This is a motion by plaintiff for an order (a) determining that this action may be maintained as a class action (Fed.R.Civ.P. 23(c)(1)) and (b) granting partial summary judgment in favor of plaintiff (Fed.R.Civ.P. 56), determining that defendants are liable to plaintiff.
There are three cross-motions: (a) by defendants Howard Piper, Thomas F. Piper, and William T. Piper, Jr.; (b) by defendant Bangor Punta Corporation ("Bangor"); and (c) by defendant The First Boston Corporation ("First Boston"). The cross-motions are for summary judgment in favor of the moving defendants, based on a number of grounds. Because I find that the action is barred by the statute of limitations, the other grounds asserted by movants are not reached.
This action (denominated in the complaint as a "class-action") was commenced on August 1, 1975, and is one of many actions arising out of the battle in 1969 between Bangor and Chris-Craft Industries, Inc. ("Chris-Craft") for control of Piper Aircraft Corporation ("Piper"). As part of their competing efforts to obtain a controlling interest in Piper, Bangor and Chris-Craft each made tender or exchange offers to stockholders of Piper. The history of the controversy may be found in the opinion of our Court of Appeals in Chris-Craft Industries, Inc. v. Piper Aircraft Corp., 480 F.2d 341 (2 Cir. 1973).
Plaintiff is Richard Stull, a New York lawyer who has been active in class and derivative actions. He is, and at all relevant times has been, married to Lillian Stull. In 1969 Lillian owned 150 shares and Richard owned 75 shares of Piper. There were 1,644,890 Piper shares outstanding. Richard had advised Lillian to buy her Piper shares (plaintiff deposition 168-9). Neither Richard nor Lillian accepted any tender offer of either Chris-Craft or Bangor for their Piper shares.
Chris-Craft began buying Piper shares in 1968 in the open market. On January 23, 1969, Chris-Craft made a public tender offer for 300,000 Piper shares at $65 in cash per share.
On February 3, 1969, Lillian, represented by Richard as her attorney, commenced an action in this Court (69 Civ. 440; sometimes referred to hereafter as the "first Lillian action"). There were a number of claims against various defendants, the principal ones being asserted derivatively for the benefit of Piper. The defendants included the three members of the Piper family who are defendants in the case at bar. The gist of the complaint was that defendants had wrongfully adopted a plan to prevent Chris-Craft from securing control of Piper. Yet Lillian averred that the true value of the Piper shares was in excess of $100 per share (and if so the defendants conferred a benefit on Lillian and other stockholders).

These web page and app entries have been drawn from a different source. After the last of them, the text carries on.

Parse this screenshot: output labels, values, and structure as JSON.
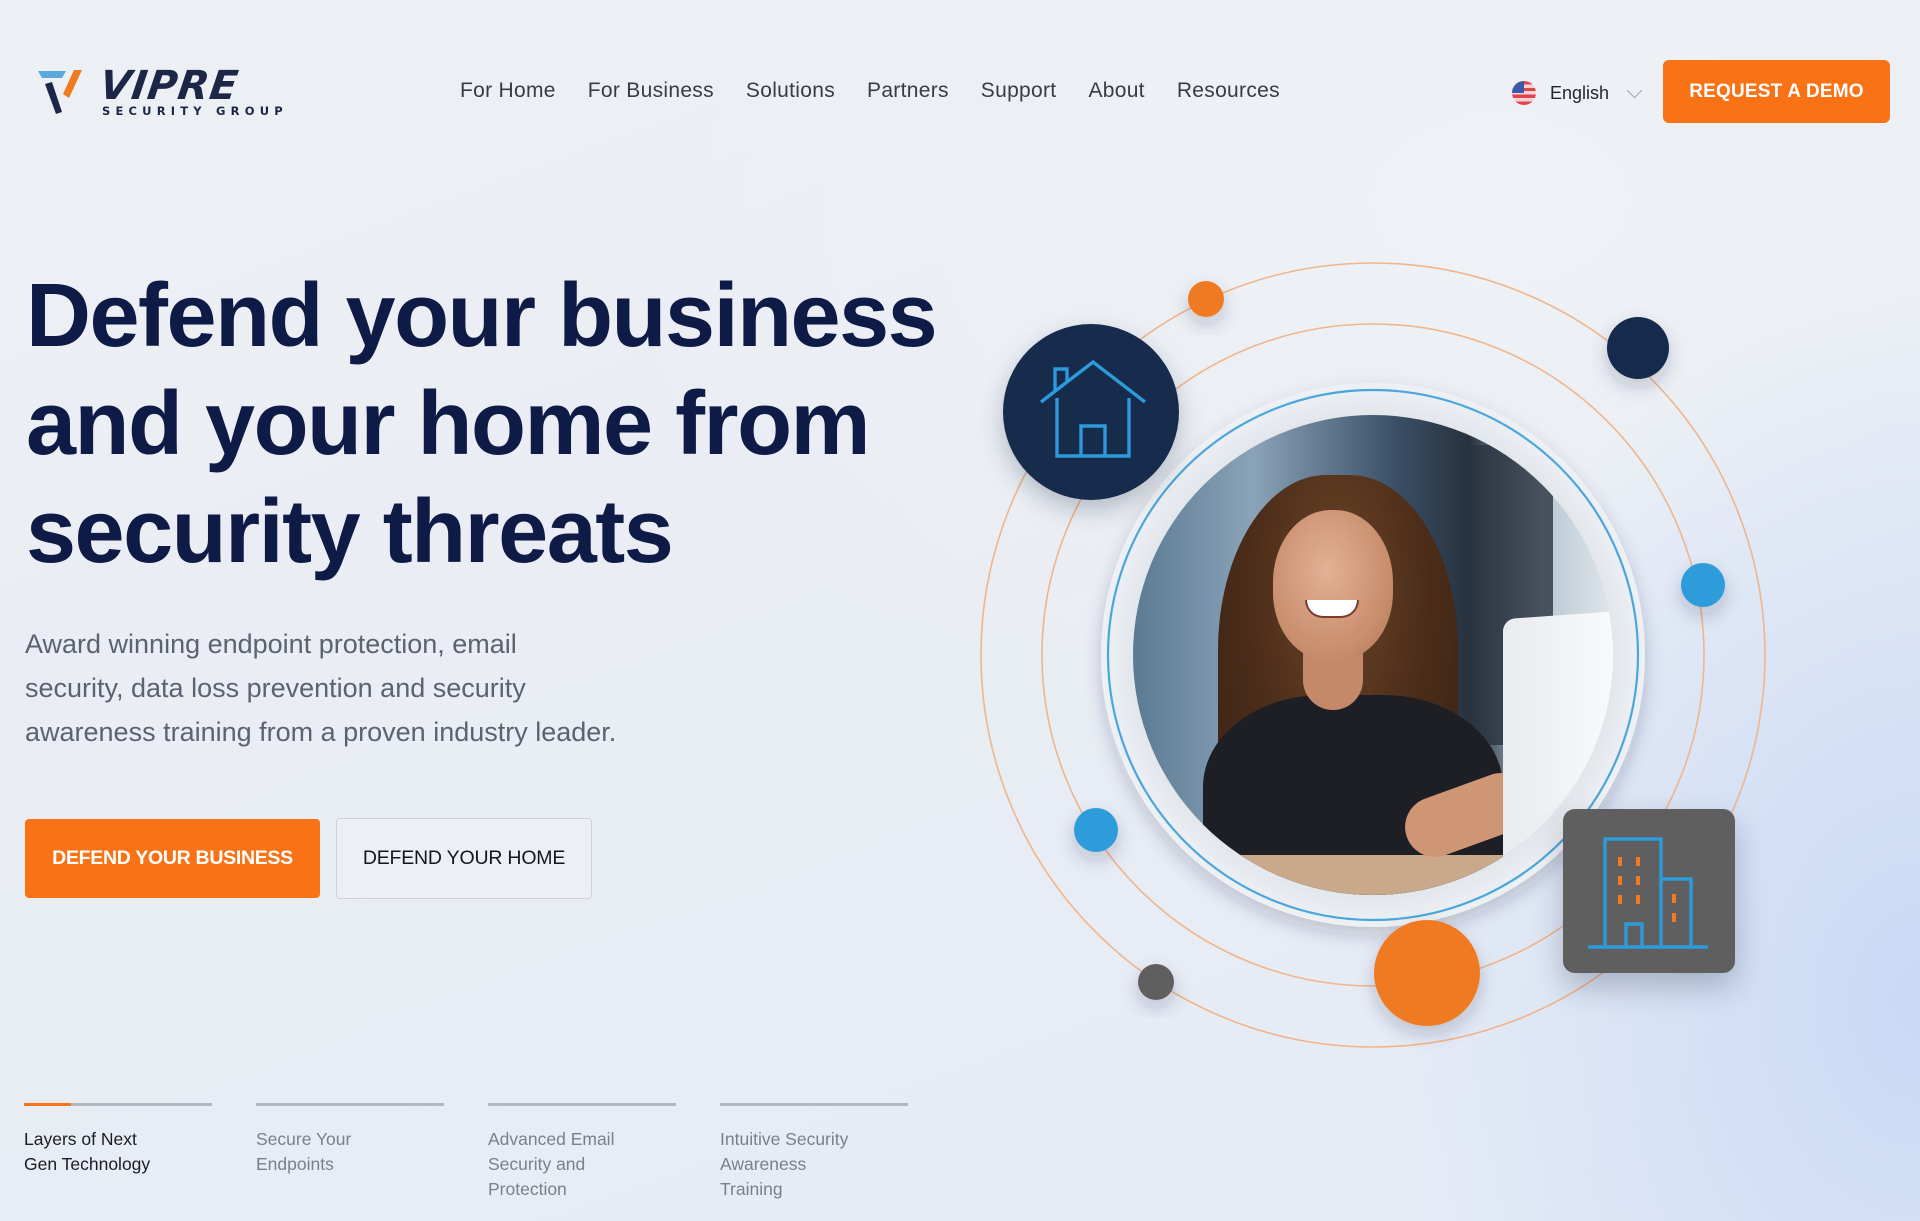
{
  "brand": {
    "name": "VIPRE",
    "tagline": "SECURITY GROUP",
    "colors": {
      "primary_orange": "#f97316",
      "navy": "#0d1b46",
      "blue": "#2d9bdb",
      "gray": "#5f5f60"
    }
  },
  "nav": {
    "items": [
      {
        "label": "For Home"
      },
      {
        "label": "For Business"
      },
      {
        "label": "Solutions"
      },
      {
        "label": "Partners"
      },
      {
        "label": "Support"
      },
      {
        "label": "About"
      },
      {
        "label": "Resources"
      }
    ],
    "language": {
      "label": "English",
      "flag_icon": "us-flag-icon"
    },
    "cta_label": "REQUEST A DEMO"
  },
  "hero": {
    "headline_lines": [
      "Defend your business",
      "and your home from",
      "security threats"
    ],
    "subtext_lines": [
      "Award winning endpoint protection, email",
      "security, data loss prevention and security",
      "awareness training from a proven industry leader."
    ],
    "primary_button": "DEFEND YOUR BUSINESS",
    "secondary_button": "DEFEND YOUR HOME"
  },
  "illustration": {
    "photo_alt": "Smiling woman working on a laptop",
    "home_icon": "house-icon",
    "business_icon": "office-building-icon"
  },
  "feature_tabs": [
    {
      "lines": [
        "Layers of Next",
        "Gen Technology"
      ],
      "active": true,
      "progress": 0.25
    },
    {
      "lines": [
        "Secure Your",
        "Endpoints"
      ],
      "active": false,
      "progress": 0
    },
    {
      "lines": [
        "Advanced Email",
        "Security and",
        "Protection"
      ],
      "active": false,
      "progress": 0
    },
    {
      "lines": [
        "Intuitive Security",
        "Awareness",
        "Training"
      ],
      "active": false,
      "progress": 0
    }
  ]
}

On May 12, 1972, Lillian, again represented by Richard as her attorney, commenced another action in this Court (72 Civ. 2055; sometimes referred to hereafter as "the second Lillian action"). In the second Lillian action, she sought to represent Piper stockholders as a class and to hold defendants liable because by false and misleading statements they induced the class not to consider the $65 per share tender offer of Chris-Craft, which offer was a "fair price" for the Piper shares. (The inconsistency of the claims in the two actions is glaring.)

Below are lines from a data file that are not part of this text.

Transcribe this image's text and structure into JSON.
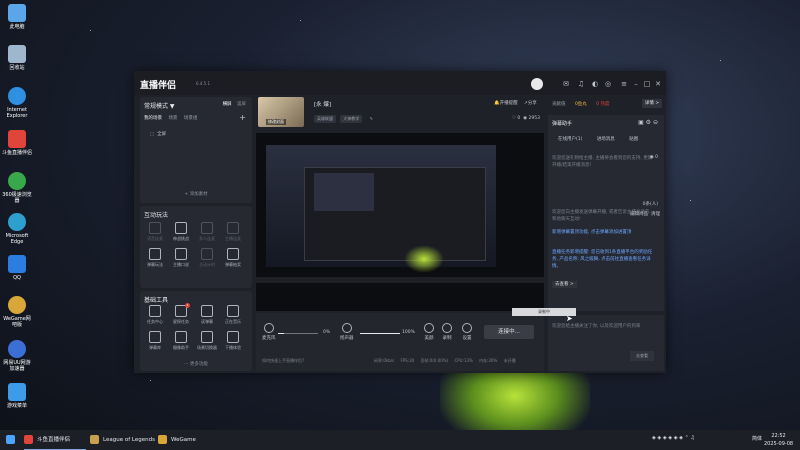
{
  "desktop": {
    "icons": [
      {
        "label": "此电脑",
        "color": "#5aa6e8"
      },
      {
        "label": "回收站",
        "color": "#9fb7cc"
      },
      {
        "label": "Internet Explorer",
        "color": "#2f8fe0"
      },
      {
        "label": "斗鱼直播伴侣",
        "color": "#e0443a"
      },
      {
        "label": "360极速浏览器",
        "color": "#38a84b"
      },
      {
        "label": "Microsoft Edge",
        "color": "#2ea0cf"
      },
      {
        "label": "QQ",
        "color": "#2b7de0"
      },
      {
        "label": "WeGame网吧版",
        "color": "#d9a63a"
      },
      {
        "label": "网易UU网游加速器",
        "color": "#3c6fd6"
      },
      {
        "label": "游戏菜单",
        "color": "#3d9be9"
      }
    ]
  },
  "app": {
    "title": "直播伴侣",
    "version": "6.4.5.1",
    "title_icons": [
      "message-icon",
      "headset-icon",
      "skin-icon",
      "community-icon"
    ],
    "left": {
      "mode_label": "常规模式 ▼",
      "mode_tabs": [
        "横屏",
        "竖屏"
      ],
      "scene_tabs": [
        "我的场景",
        "场景",
        "场景组"
      ],
      "source_item": "全屏",
      "add_source": "+ 添加素材",
      "interaction": {
        "title": "互动玩法",
        "items": [
          {
            "label": "语音连麦",
            "enabled": false
          },
          {
            "label": "神战挑战",
            "enabled": true
          },
          {
            "label": "多人连麦",
            "enabled": false
          },
          {
            "label": "主播连麦",
            "enabled": false
          },
          {
            "label": "弹幕玩法",
            "enabled": true
          },
          {
            "label": "主播口说",
            "enabled": true
          },
          {
            "label": "主动计时",
            "enabled": false
          },
          {
            "label": "弹幕抽奖",
            "enabled": true
          }
        ]
      },
      "tools": {
        "title": "基础工具",
        "items": [
          {
            "label": "任务中心",
            "badge": ""
          },
          {
            "label": "星探任务",
            "badge": "1"
          },
          {
            "label": "读弹幕",
            "badge": ""
          },
          {
            "label": "正在音乐",
            "badge": ""
          },
          {
            "label": "弹幕库",
            "badge": ""
          },
          {
            "label": "摄像助手",
            "badge": ""
          },
          {
            "label": "场景切换器",
            "badge": ""
          },
          {
            "label": "下播体验",
            "badge": ""
          }
        ]
      },
      "more": "··· 更多功能"
    },
    "center": {
      "thumb_label": "修改封面",
      "room_title": "[永 爆]",
      "categories": [
        "英雄联盟",
        "大神教学"
      ],
      "open_remind": "开播提醒",
      "share": "分享",
      "likes": "0",
      "viewers": "2953",
      "recording_text": "录制中",
      "controls": {
        "mic_label": "麦克风",
        "mic_pct": "0%",
        "mic_level": 0.15,
        "speaker_label": "扬声器",
        "speaker_pct": "100%",
        "speaker_level": 1.0,
        "beauty": "美颜",
        "record": "录制",
        "settings": "设置",
        "go_live": "连接中...",
        "tip": "如何快速上手直播伴侣?",
        "status": [
          "码率:0kb/s",
          "FPS:30",
          "丢帧:0(0.00%)",
          "CPU:13%",
          "内存:26%",
          "未开播"
        ]
      }
    },
    "right": {
      "tabs": [
        "贡献值",
        "0鱼丸"
      ],
      "red_tag": "0 热度",
      "detail_btn": "详情 >",
      "danmu_title": "弹幕助手",
      "danmu_tabs": [
        "在线用户(1)",
        "进场消息",
        "贴图"
      ],
      "msg1": "欢迎您送礼物给主播, 主播将会看到您的支持, 更新开播/结束开播消息!",
      "viewer_count": "0",
      "msg2": "欢迎您向主播发送弹幕开播, 或者告诉主播发送的, 和他聊天互动!",
      "online_count": "0条(人)",
      "edit_links": [
        "编辑尚品",
        "清理"
      ],
      "new_feature": "新增弹幕置顶功能, 点击弹幕添加进置顶",
      "task_notice": "直播任务新增提醒: 您已收到1条直播平台的奖励任务, 产品名称: 风之殿舞, 点击前往直播查看任务详情。",
      "go_see": "去查看 >",
      "bottom_msg": "欢迎您给主播关注了你, 以及欢迎用户的到来",
      "bottom_btn": "去查看"
    }
  },
  "taskbar": {
    "items": [
      {
        "label": "斗鱼直播伴侣",
        "color": "#e0443a"
      },
      {
        "label": "League of Legends",
        "color": "#c8a050"
      },
      {
        "label": "WeGame",
        "color": "#d9a63a"
      }
    ],
    "tray": [
      "英",
      "⌃",
      "♫",
      "⊞"
    ],
    "lang": "简体",
    "time": "22:52",
    "date": "2025-09-08"
  }
}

First Boston was not named as a defendant in either of the two Lillian actions.
There was much activity for several years in the two Lillian actions, with Richard acting as attorney for Lillian. By order filed December 28, 1973, Judge Carter consolidated the two Lillian actions.

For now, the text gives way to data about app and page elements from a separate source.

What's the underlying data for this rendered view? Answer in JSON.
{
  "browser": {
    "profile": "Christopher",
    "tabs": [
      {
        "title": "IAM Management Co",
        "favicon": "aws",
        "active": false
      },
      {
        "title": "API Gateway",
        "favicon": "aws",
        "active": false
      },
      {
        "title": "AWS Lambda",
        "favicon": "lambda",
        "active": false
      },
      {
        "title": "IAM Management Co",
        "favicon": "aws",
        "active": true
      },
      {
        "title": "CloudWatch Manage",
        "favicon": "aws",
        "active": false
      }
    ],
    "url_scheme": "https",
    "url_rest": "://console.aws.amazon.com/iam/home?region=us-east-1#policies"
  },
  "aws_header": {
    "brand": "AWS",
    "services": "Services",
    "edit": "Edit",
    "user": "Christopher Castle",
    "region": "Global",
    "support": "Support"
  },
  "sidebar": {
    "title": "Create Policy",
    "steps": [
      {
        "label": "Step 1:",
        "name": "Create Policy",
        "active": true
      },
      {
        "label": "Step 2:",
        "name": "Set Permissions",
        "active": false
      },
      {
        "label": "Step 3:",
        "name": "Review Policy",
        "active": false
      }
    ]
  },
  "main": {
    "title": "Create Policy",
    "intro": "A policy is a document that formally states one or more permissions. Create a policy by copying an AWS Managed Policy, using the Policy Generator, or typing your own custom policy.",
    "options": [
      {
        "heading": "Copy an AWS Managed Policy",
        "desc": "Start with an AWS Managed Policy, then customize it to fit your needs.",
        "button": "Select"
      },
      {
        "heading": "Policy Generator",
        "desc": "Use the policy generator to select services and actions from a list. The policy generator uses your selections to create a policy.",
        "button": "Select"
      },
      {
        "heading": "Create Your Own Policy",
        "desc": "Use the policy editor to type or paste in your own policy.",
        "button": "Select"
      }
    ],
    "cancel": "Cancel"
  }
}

Then on April 30, 1974, Judge Owen in the second Lillian action filed an order with opinion (reported at 63 F.R.D. 702) denying a motion by Lillian that the second Lillian action be maintained as a class action. Judge Owen's reason was that Lillian was not an appropriate representative of the class because (a) her husband Richard was her attorney and there was a "potential conflict of interest" which was "obvious" and (b) her sworn statements in her two actions were so "contradictory" that they made her "vulnerable to embarrassing cross-examination".
At some point after Judge Owen's decision, Richard seems to have ceased to appear in any papers or proceedings as attorney for Lillian and the firm of Milberg & Weiss appeared as her attorneys. As part of a notice of motion for reargument before Judge Owen, a consent to substitute Milberg & Weiss as attorneys in the two Lillian actions was filed on May 9, 1974. Richard and his law partner arranged for this substitution (plaintiff deposition 80); apparently Lillian had nothing to do with the selection or retainer of Milberg & Weiss.
On March 14, 1975, the two Lillian actions were, as part of a special program in this Court, ...